### Exercise brief:
All lines in the records that carry the string "index" are to be shown.

### Study material:
%%

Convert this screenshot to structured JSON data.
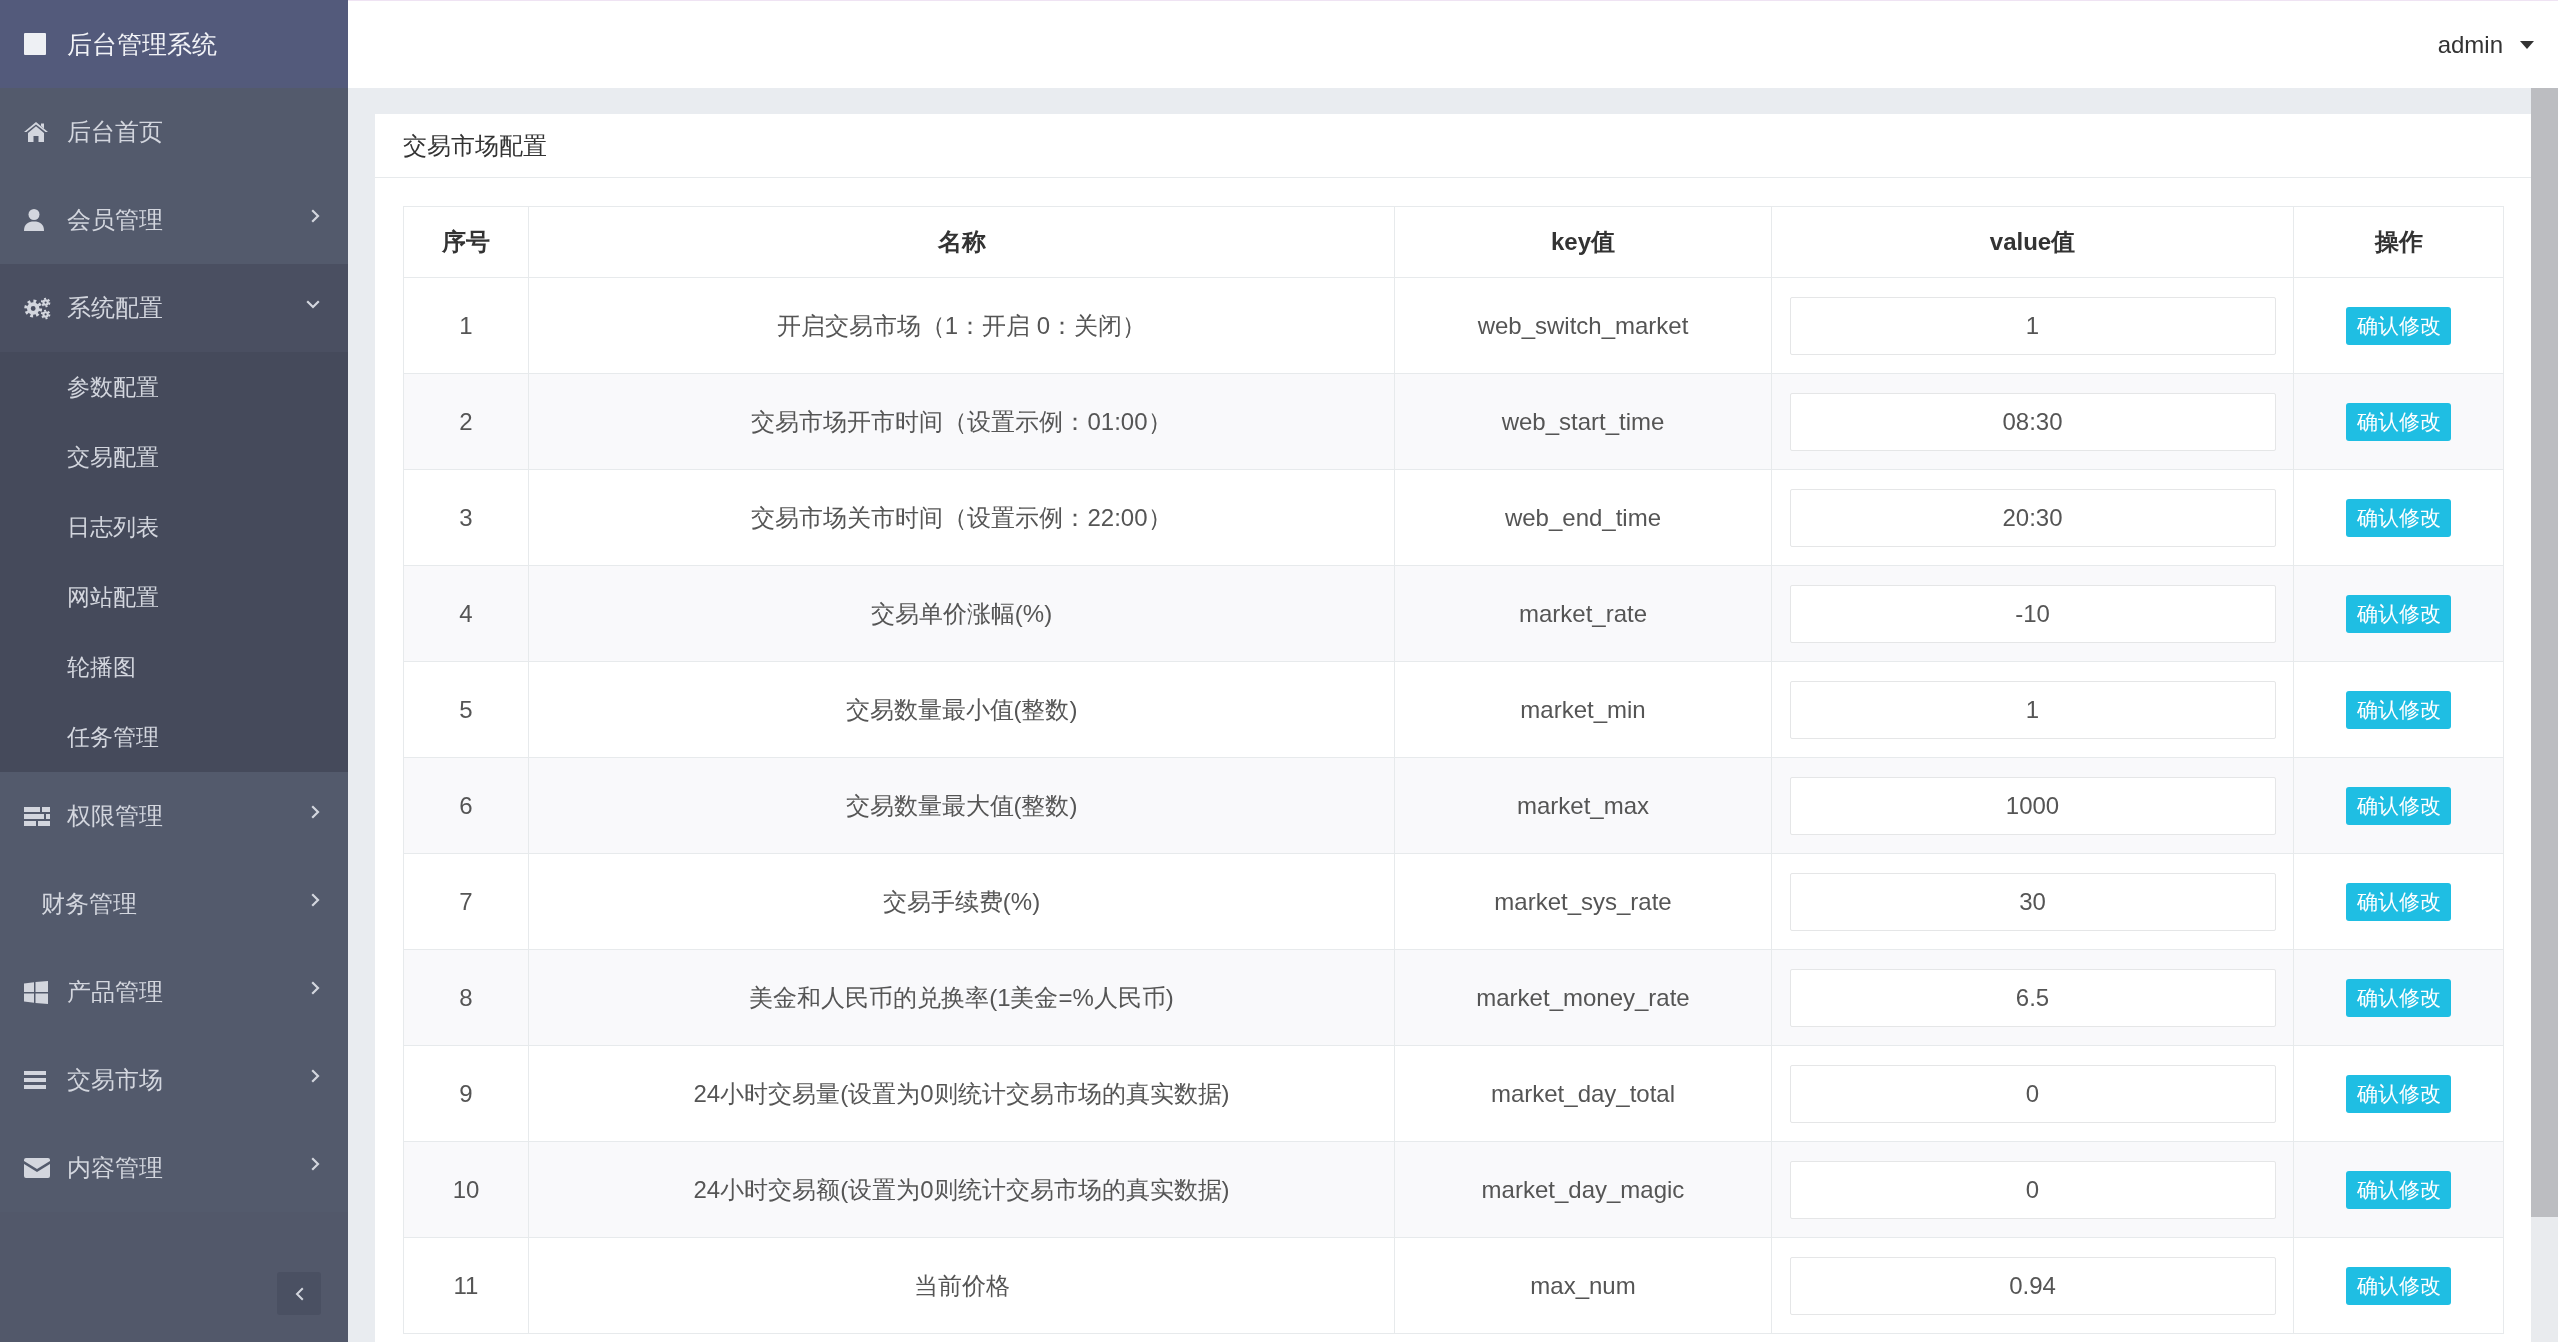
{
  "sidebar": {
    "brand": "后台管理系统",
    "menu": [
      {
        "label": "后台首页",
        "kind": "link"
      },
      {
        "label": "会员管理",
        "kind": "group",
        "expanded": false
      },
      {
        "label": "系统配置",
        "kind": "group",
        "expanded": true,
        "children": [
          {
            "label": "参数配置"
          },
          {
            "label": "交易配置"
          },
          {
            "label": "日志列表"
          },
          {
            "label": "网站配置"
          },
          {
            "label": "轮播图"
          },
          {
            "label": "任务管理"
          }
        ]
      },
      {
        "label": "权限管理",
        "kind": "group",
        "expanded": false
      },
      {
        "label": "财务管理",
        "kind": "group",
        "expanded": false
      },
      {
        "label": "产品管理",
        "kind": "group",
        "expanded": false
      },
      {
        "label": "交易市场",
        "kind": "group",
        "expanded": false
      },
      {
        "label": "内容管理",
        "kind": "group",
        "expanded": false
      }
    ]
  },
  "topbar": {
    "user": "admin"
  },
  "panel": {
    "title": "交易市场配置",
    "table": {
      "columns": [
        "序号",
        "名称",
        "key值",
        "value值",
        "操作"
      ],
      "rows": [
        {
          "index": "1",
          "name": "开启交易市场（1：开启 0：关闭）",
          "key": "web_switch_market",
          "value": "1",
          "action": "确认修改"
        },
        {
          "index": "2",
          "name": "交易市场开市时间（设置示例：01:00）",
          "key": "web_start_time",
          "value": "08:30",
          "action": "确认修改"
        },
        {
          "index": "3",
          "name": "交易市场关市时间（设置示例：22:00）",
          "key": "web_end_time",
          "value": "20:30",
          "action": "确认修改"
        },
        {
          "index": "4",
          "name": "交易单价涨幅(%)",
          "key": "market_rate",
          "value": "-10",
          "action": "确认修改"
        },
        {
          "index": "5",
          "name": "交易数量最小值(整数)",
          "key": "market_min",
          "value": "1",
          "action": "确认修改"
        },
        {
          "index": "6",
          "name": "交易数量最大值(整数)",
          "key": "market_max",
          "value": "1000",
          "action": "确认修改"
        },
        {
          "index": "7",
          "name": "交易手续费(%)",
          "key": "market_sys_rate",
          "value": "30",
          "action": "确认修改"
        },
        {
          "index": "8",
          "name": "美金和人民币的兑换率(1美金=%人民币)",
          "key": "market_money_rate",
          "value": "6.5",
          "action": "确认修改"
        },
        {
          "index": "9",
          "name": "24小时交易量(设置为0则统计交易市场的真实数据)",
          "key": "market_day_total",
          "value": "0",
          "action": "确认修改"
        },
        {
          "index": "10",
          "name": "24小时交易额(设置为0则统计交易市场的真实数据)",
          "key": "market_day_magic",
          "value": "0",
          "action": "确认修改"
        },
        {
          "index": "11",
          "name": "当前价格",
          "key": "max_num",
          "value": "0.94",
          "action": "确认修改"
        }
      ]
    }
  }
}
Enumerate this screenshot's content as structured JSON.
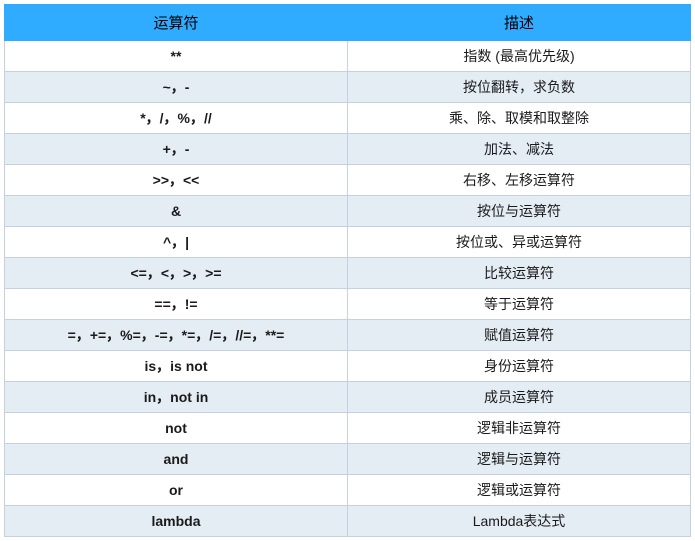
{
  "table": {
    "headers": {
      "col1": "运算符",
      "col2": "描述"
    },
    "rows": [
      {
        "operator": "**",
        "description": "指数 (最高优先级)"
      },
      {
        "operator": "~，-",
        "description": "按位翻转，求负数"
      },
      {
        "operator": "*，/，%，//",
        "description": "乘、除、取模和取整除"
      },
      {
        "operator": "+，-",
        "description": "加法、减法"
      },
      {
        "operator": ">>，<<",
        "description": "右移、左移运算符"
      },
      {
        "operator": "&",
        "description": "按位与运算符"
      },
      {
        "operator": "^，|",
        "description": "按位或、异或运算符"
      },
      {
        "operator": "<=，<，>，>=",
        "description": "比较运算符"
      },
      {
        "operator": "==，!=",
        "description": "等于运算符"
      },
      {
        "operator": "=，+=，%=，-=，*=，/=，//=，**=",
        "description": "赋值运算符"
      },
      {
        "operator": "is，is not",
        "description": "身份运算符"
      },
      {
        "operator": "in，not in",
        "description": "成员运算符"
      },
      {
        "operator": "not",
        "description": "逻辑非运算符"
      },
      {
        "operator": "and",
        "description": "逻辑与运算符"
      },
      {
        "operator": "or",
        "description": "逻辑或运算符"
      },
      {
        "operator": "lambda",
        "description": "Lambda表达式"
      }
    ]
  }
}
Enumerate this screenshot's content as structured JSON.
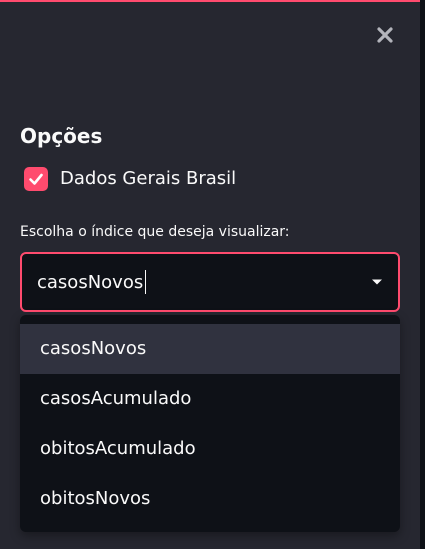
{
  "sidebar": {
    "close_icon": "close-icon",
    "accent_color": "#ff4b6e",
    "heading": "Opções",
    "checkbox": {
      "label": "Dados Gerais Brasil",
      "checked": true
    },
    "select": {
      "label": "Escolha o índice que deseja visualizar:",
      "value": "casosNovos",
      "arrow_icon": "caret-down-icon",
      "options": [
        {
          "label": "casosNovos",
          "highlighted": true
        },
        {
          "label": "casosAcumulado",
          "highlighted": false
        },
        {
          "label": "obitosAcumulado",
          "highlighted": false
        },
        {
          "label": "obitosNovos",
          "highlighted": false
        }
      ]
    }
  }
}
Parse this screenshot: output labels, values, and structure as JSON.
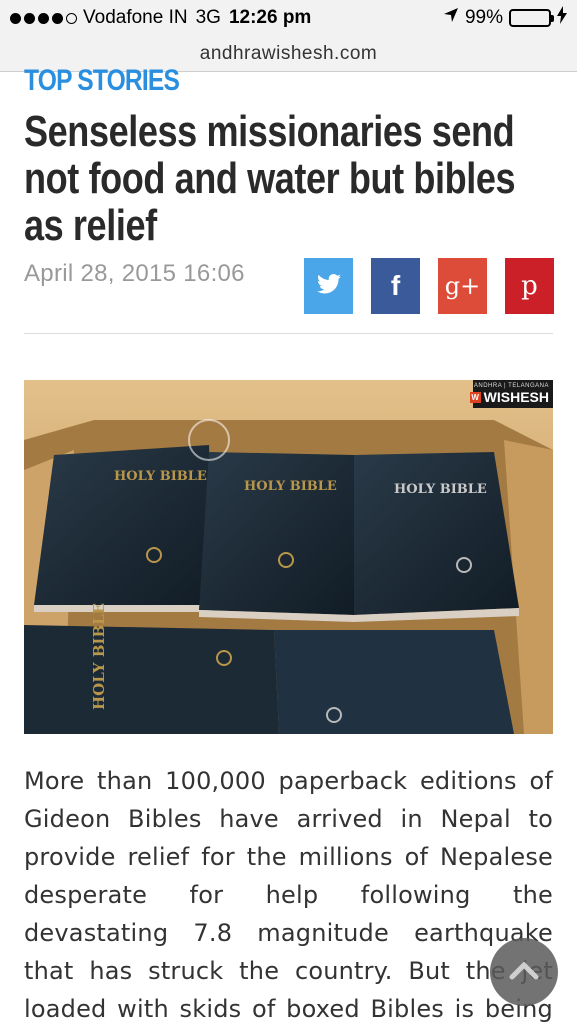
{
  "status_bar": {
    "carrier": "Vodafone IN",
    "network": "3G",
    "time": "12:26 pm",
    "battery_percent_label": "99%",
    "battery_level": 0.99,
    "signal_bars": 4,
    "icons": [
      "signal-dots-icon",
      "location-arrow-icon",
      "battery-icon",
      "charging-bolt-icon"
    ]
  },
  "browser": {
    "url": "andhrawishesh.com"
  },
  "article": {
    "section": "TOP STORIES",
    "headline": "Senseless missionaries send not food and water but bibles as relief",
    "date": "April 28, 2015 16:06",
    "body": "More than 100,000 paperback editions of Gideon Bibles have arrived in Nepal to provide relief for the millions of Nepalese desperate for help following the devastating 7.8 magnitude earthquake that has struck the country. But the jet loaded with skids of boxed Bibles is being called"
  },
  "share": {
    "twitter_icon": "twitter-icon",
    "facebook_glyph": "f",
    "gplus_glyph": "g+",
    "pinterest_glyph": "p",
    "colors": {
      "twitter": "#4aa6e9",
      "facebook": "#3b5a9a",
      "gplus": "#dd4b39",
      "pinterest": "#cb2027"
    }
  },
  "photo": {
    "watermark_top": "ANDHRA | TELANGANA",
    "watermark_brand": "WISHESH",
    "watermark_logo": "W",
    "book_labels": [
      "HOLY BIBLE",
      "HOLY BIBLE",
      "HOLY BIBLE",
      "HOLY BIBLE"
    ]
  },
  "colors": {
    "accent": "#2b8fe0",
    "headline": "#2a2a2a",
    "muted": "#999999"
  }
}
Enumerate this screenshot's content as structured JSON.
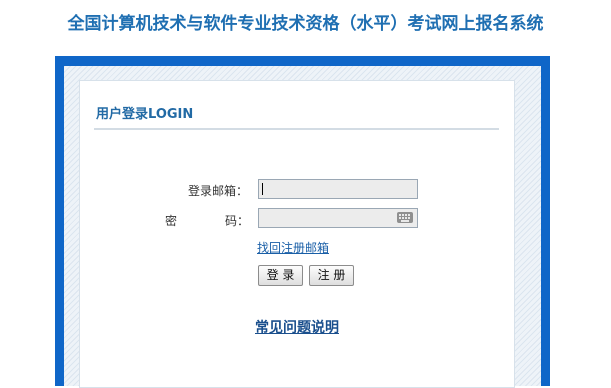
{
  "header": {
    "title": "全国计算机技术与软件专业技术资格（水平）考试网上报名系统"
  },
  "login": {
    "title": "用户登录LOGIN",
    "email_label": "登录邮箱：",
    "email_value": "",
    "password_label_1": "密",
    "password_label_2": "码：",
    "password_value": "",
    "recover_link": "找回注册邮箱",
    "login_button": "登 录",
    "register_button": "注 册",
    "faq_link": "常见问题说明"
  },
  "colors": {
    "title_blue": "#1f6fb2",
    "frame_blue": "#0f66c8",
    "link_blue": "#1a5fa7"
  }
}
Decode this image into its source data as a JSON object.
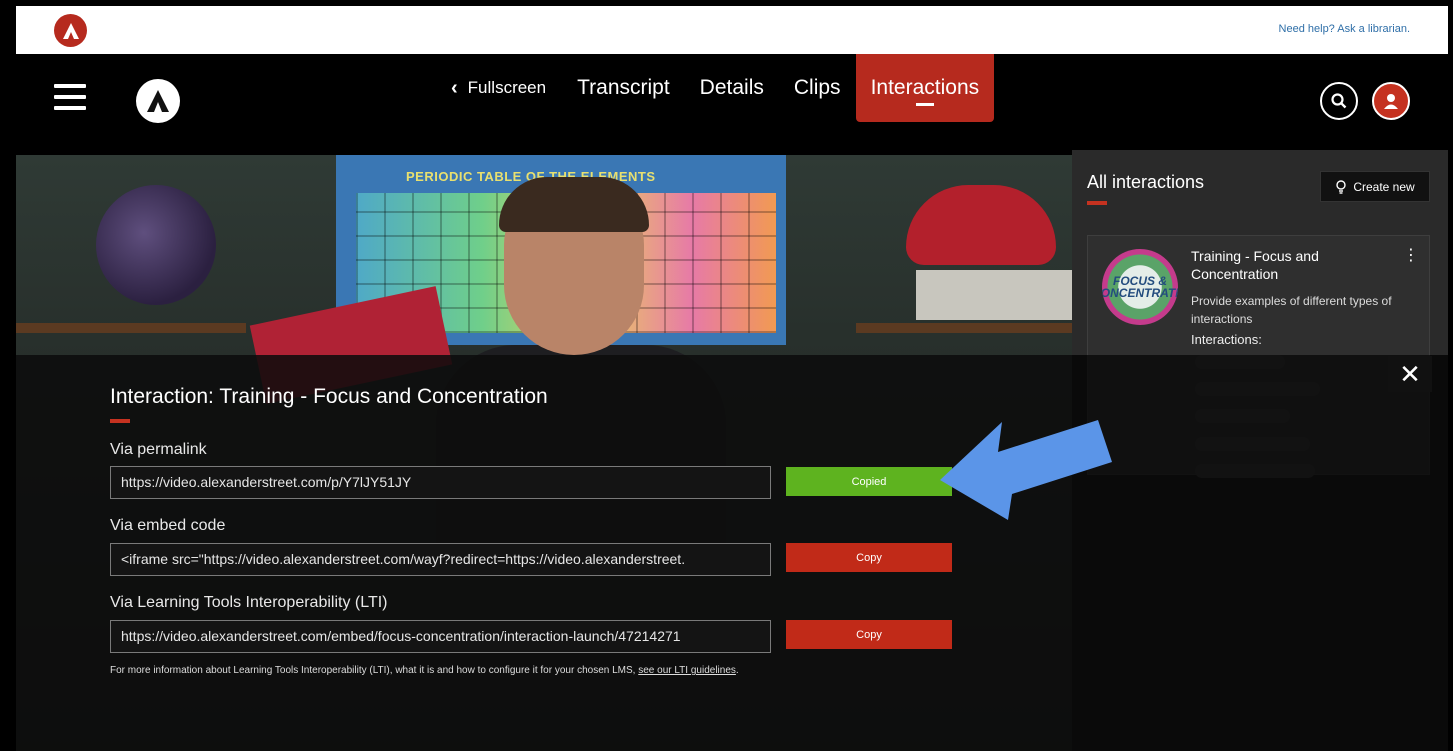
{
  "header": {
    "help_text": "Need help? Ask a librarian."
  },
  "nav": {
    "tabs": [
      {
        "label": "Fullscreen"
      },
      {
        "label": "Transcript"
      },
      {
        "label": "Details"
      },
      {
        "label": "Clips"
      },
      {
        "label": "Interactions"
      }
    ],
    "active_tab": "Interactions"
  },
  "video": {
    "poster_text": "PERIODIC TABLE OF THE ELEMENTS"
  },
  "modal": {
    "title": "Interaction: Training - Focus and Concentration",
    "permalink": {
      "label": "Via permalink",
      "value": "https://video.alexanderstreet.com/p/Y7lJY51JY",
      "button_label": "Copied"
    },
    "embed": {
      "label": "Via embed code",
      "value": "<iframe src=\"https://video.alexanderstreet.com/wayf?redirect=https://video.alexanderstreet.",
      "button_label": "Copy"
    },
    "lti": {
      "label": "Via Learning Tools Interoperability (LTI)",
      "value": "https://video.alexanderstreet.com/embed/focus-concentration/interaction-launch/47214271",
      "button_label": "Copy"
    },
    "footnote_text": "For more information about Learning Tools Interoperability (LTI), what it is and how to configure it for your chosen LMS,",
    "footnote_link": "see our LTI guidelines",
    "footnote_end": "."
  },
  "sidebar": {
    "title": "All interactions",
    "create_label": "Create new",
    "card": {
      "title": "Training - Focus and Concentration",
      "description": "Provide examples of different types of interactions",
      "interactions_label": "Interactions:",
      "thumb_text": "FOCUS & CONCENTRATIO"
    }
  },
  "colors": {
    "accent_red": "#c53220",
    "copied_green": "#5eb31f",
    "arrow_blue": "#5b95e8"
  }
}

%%

### Problem solution:
          "index": "1",
          "index": "2",
          "index": "3",
          "index": "4",
          "index": "5",
          "index": "6",
          "index": "7",
          "index": "8",
          "index": "9",
          "index": "10",
          "index": "11",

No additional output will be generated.